    Unreliable new energy vehicle companies are collapsing, bringing the market back to normal. Surprisingly, similar situations have been happening in the US. Take Fisker for example, promising collaborations with Foxconn to produce affordable electric cars in 2021, sell cars in India in 2022, and establish delivery centers in China in 2023. However, these promises remain unfulfilled. For instance, Fisker’s highly publicized solid-state batteries were never developed, and their first car used batteries from CATL and LFP.

    Rise and Fall of 'Tesla Killers': Lessons from Fisker's Bankruptcy

    However, in the case of Fisker, it is not the most outrageous situation in the United States. “Nikola”, a company that sells heavy-duty trucks and specializes in hydrogen fuel cell power, positions itself as the “Tesla of the trucking industry”. The founder even openly stated that few people in the world surpass Musk, “I am one of them”. In 2016, Nikola, which was founded two years ago, held a press conference and showcased the hydrogen fuel cell truck Nikola One.

    Rise and Fall of 'Tesla Killers': Lessons from Fisker's Bankruptcy

    The founder emphasized: one hydrogen charge can run nearly 2000 kilometers, this truck will have 6 motors, the cabin is equipped with high-tech touch screen, panoramic windshield, 2 luxurious beds, and a 42-inch TV. Once testing is completed, one driver can manage a fleet of trucks. More clever than domestic companies making cars with PPT, Nikola also released a “on the road” video of this truck.

    Rise and Fall of 'Tesla Killers': Lessons from Fisker's Bankruptcy

    The ultimate truth slapped everyone’s face: it’s all a show and a scam. Other unreliable car companies, the collapse scenes are similar yet each has its own “brilliance”. Proterra, known as the “Tesla of the bus industry”, declared bankruptcy just 25 months after going public.

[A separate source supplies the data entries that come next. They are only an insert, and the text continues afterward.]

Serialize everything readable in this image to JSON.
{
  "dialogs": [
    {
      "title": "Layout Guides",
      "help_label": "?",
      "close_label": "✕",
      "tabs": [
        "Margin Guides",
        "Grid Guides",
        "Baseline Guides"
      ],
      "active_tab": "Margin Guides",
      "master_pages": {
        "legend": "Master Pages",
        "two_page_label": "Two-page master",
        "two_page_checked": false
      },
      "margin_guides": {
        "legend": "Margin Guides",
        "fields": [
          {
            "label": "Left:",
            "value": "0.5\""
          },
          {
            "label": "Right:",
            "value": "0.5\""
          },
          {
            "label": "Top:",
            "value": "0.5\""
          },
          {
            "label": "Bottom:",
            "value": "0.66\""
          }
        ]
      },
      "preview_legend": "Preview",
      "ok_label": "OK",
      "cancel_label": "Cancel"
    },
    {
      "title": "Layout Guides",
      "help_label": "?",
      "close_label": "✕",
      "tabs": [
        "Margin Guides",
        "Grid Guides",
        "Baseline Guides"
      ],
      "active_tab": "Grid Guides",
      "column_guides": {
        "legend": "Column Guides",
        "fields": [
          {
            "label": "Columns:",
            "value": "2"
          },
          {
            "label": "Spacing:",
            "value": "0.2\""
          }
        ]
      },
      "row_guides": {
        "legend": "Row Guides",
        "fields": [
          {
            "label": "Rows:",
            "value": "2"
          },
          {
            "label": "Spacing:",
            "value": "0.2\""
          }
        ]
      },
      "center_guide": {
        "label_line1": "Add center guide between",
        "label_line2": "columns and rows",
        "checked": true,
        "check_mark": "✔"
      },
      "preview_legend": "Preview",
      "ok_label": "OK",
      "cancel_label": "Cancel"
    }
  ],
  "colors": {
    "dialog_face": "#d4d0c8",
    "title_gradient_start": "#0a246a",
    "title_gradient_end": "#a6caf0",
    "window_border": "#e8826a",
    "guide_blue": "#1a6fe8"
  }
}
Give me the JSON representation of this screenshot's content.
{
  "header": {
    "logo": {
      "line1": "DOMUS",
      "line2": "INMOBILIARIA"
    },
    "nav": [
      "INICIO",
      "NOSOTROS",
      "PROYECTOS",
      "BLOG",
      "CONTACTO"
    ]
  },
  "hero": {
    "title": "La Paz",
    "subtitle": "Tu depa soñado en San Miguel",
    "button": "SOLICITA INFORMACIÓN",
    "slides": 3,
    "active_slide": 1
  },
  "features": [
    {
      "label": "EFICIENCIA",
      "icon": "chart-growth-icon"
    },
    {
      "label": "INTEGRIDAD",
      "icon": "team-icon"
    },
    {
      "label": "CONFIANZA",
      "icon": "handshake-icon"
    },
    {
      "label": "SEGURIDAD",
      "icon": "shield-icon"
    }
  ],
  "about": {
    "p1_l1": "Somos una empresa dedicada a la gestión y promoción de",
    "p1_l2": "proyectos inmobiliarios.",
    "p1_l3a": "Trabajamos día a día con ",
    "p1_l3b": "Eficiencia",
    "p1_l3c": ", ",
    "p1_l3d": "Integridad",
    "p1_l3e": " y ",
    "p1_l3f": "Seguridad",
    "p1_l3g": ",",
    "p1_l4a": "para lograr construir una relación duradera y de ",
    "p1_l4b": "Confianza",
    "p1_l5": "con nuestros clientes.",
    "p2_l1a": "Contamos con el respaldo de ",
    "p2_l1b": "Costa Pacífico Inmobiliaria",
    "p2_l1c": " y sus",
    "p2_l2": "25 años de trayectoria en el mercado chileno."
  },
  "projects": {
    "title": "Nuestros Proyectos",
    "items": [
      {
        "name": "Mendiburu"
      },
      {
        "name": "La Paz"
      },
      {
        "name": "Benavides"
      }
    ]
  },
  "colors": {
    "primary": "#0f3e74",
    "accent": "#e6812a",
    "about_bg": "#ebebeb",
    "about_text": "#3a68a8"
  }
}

    Rise and Fall of 'Tesla Killers': Lessons from Fisker's Bankruptcy

    Lordstown, founded 5 years ago, produces less than 100 electric trucks since its inception and declared bankruptcy last July, claiming to be more competitive than Tesla’s Cybertruck.

    Rise and Fall of 'Tesla Killers': Lessons from Fisker's Bankruptcy

    Mullen, which suddenly appeared at the car show earlier this year, used to only assemble cheap Chinese electric microvans, which seemed unreliable. Today, many car companies that made empty promises have gone bankrupt. It is regrettable that resources have been wasted and many people have been deceived, but it is also gratifying that with each of these companies gone, the market becomes cleaner. Both Chinese and American new energy vehicles must go through a rigorous selection process. Image source: Internet, please contact for removal of infringement “Jin Cuodao Car Reviews” Is an automotive account under Jin Cuodao Will take the perspective of Jin Cuodao’s explosive products, Dig deep into the toughest dry goods of new energy car companies Follow for a knowledgeable car enthusiast in the world.